It’s two decades since Chris Stewart moved to his farm on the wrong side of a river in the mountains of southern Spain and his daughter Chlöe is preparing to fly the nest for university. In this latest, typically hilarious dispatch from El Valero, we find Chris, now a local literary celebrity: using his fame to help his old sheep-shearing partner find work on a raucous road trip, cooking a TV lunch for visiting British chef Rick Stein, discovering the pitfalls of Spanish public speaking, and recalling his own first foray into the adult world of work.
Yet it’s at El Valero, his beloved sheep farm, that Chris remains in his element as he, his wife Ana and their assorted dogs, cats, and sheep weather a near calamitous flood and emerge as newly certified organic farmers. His cash crop? The lemons and oranges he once so blithely drove over!
The first book in the Chris Stewart Spanish Adventure series is Driving Over Lemons, An Optimist in Andulcia
Meet Chris Stewart, the eternal optimist. At age 17 Chris retired as the drummer of Genesis and launched a career as a sheep shearer and travel writer. He has no regrets about this. Had he become a big-time rock star he might never have moved with his wife Ana to a remote mountain farm in Andalucia, nor forged the friendship of a lifetime with his resourceful peasant neighbour Domingo.
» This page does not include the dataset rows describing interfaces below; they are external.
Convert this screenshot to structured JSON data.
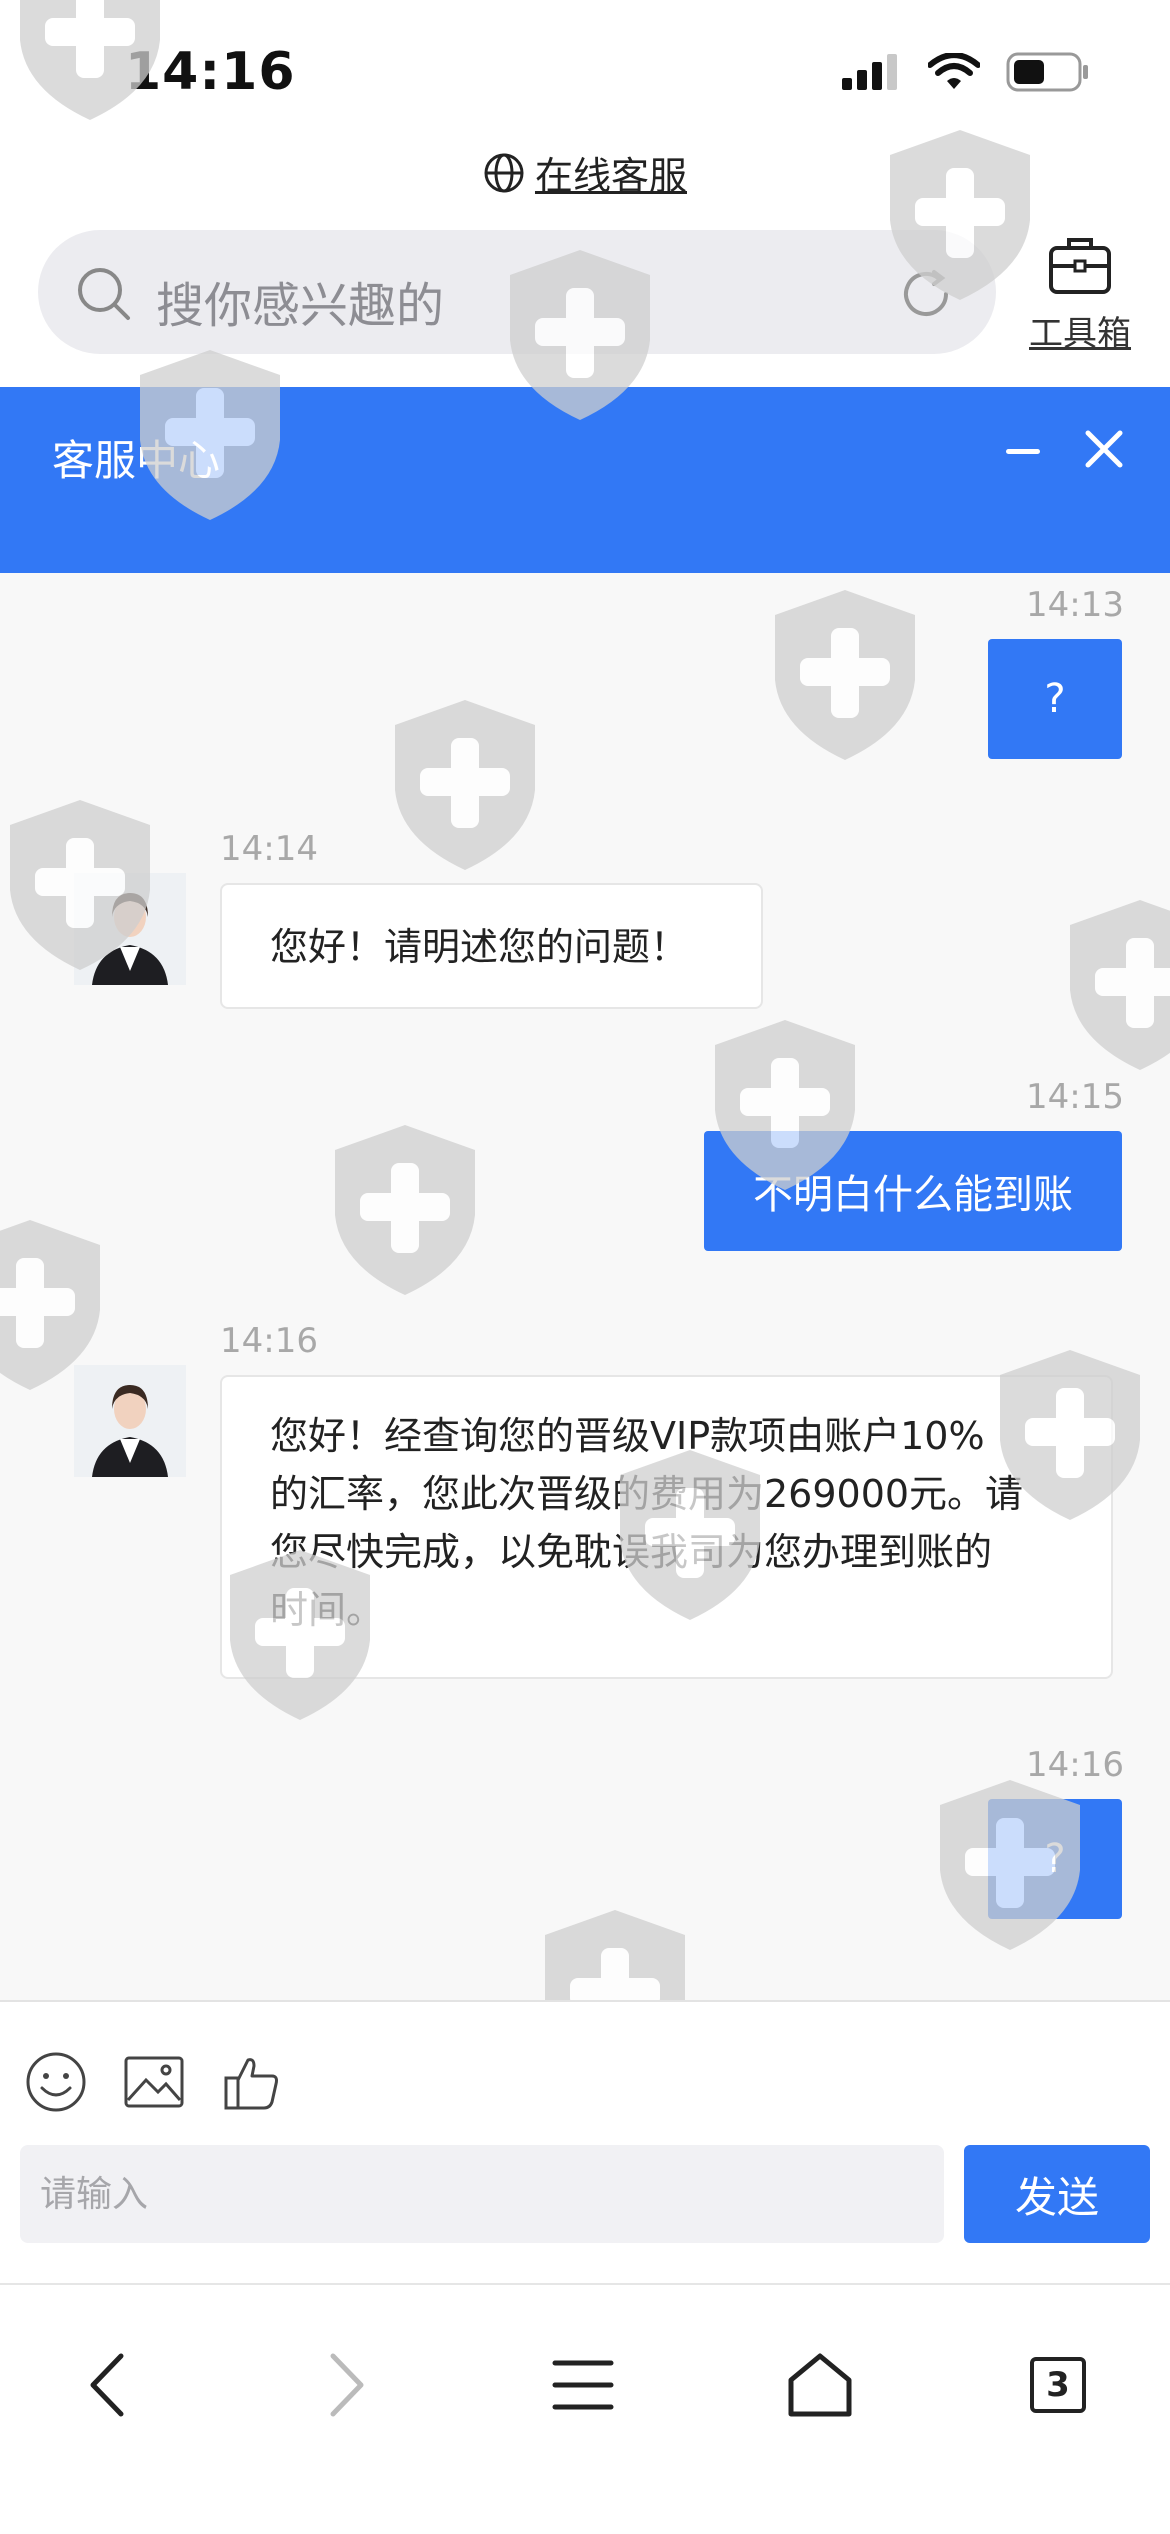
{
  "status_bar": {
    "time": "14:16"
  },
  "browser": {
    "url_label": "在线客服",
    "search_placeholder": "搜你感兴趣的",
    "toolbox_label": "工具箱"
  },
  "header": {
    "title": "客服中心"
  },
  "messages": [
    {
      "side": "right",
      "time": "14:13",
      "text": "?"
    },
    {
      "side": "left",
      "time": "14:14",
      "text": "您好！请明述您的问题！"
    },
    {
      "side": "right",
      "time": "14:15",
      "text": "不明白什么能到账"
    },
    {
      "side": "left",
      "time": "14:16",
      "lines": [
        "您好！经查询您的晋级VIP款项由账户10%",
        "的汇率，您此次晋级的费用为269000元。请",
        "您尽快完成，以免耽误我司为您办理到账的",
        "时间。"
      ]
    },
    {
      "side": "right",
      "time": "14:16",
      "text": "?"
    }
  ],
  "composer": {
    "placeholder": "请输入",
    "send_label": "发送"
  },
  "nav": {
    "tab_count": "3"
  },
  "colors": {
    "accent": "#3278f5",
    "chat_bg": "#f8f8f8"
  }
}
He might not have watched his baby daughter Chloë grow and thrive – nor written this book.
Driving Over Lemons is a funny, insightful book that charms you from the first page to the last, and one that makes running a peasant farm in Spain seem like a distinctly good move.
Chris transports us to Las Alpujarras, an oddball region south of Granada, and into a series of misadventures with an engaging mix of peasant farmers and shepherds, New Age travellers and ex-pats. The hero of the piece, however, is the farm that he and Ana bought, El Valero – a patch of mountain studded with olive, almond and lemon groves, sited on the wrong side of a river, with no access road, water supply or electricity.Could life offer much better than that?
The second book in the series is The Almond Blossom Appreciation Society
The Almond Blossom Appreciation Society finds Chris and his family still at El Valero, their farm on the wrong side of the river in rural Andalucía and life there continues in a decidedly oddball fashion.When Chris arrived in the Alpujarras, fifteen years ago, he could never have imagined the locals would invite him to join an Almond Blossom Appreciation Society, or that his daughter Chloe would be teaching him about teenage Spanish social life, nor that he would be spending time shepherding Bostonian art trustees around Seville, or working in an immigrants’ advice centre in Granada!
This third book by Chris Stewart follows the lives of Chris, Ana, and their daughter, Chloë as they get to grips with a misanthropic parrot who joins their home, Spanish school life, neighbours in love, their amazement at Chris appearing on the bestseller lists, and their shock at discovering that their beloved valley is once more under threat of a dam.
A Parrot in the Pepper Tree also looks back on Chris Stewart’s former life: the hard times shearing in midwinter Sweden, driving across the frozen sea to reach island farms, his first taste of Spain, learning flamenco guitar as a 20-year old, and his illustrious music career, drumming for his school band Genesis.